* _INSTRUCTIONS TO FOLLOW_: Pictures are not part of the copy; retype all the records below exactly.

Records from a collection
Start of Block

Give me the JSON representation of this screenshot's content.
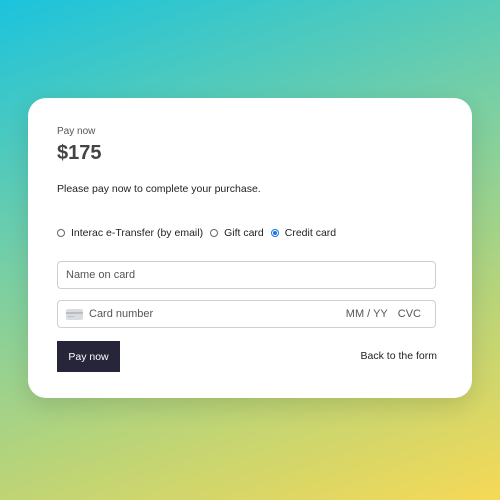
{
  "payment": {
    "eyebrow": "Pay now",
    "amount": "$175",
    "description": "Please pay now to complete your purchase.",
    "methods": [
      {
        "label": "Interac e-Transfer (by email)",
        "selected": false
      },
      {
        "label": "Gift card",
        "selected": false
      },
      {
        "label": "Credit card",
        "selected": true
      }
    ],
    "name_placeholder": "Name on card",
    "card_placeholder": "Card number",
    "expiry_placeholder": "MM / YY",
    "cvc_placeholder": "CVC",
    "pay_button": "Pay now",
    "back_link": "Back to the form"
  },
  "colors": {
    "button_bg": "#27253a",
    "radio_accent": "#1a73e8"
  }
}
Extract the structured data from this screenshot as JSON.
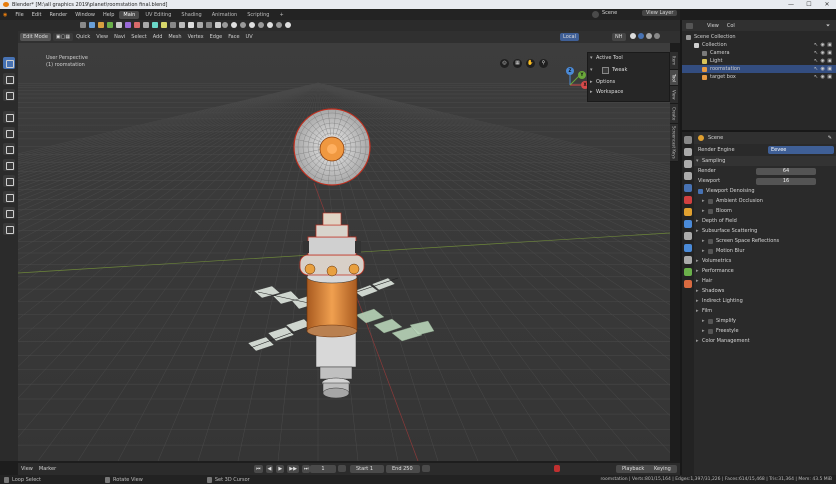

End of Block

* _RESULT_:
Give me the JSON representation of this screenshot's content.
{
  "payment": {
    "eyebrow": "Pay now",
    "amount": "$175",
    "description": "Please pay now to complete your purchase.",
    "methods": [
      {
        "label": "Interac e-Transfer (by email)",
        "selected": false
      },
      {
        "label": "Gift card",
        "selected": false
      },
      {
        "label": "Credit card",
        "selected": true
      }
    ],
    "name_placeholder": "Name on card",
    "card_placeholder": "Card number",
    "expiry_placeholder": "MM / YY",
    "cvc_placeholder": "CVC",
    "pay_button": "Pay now",
    "back_link": "Back to the form"
  },
  "colors": {
    "button_bg": "#27253a",
    "radio_accent": "#1a73e8"
  }
}
Extract the structured data from this screenshot as JSON.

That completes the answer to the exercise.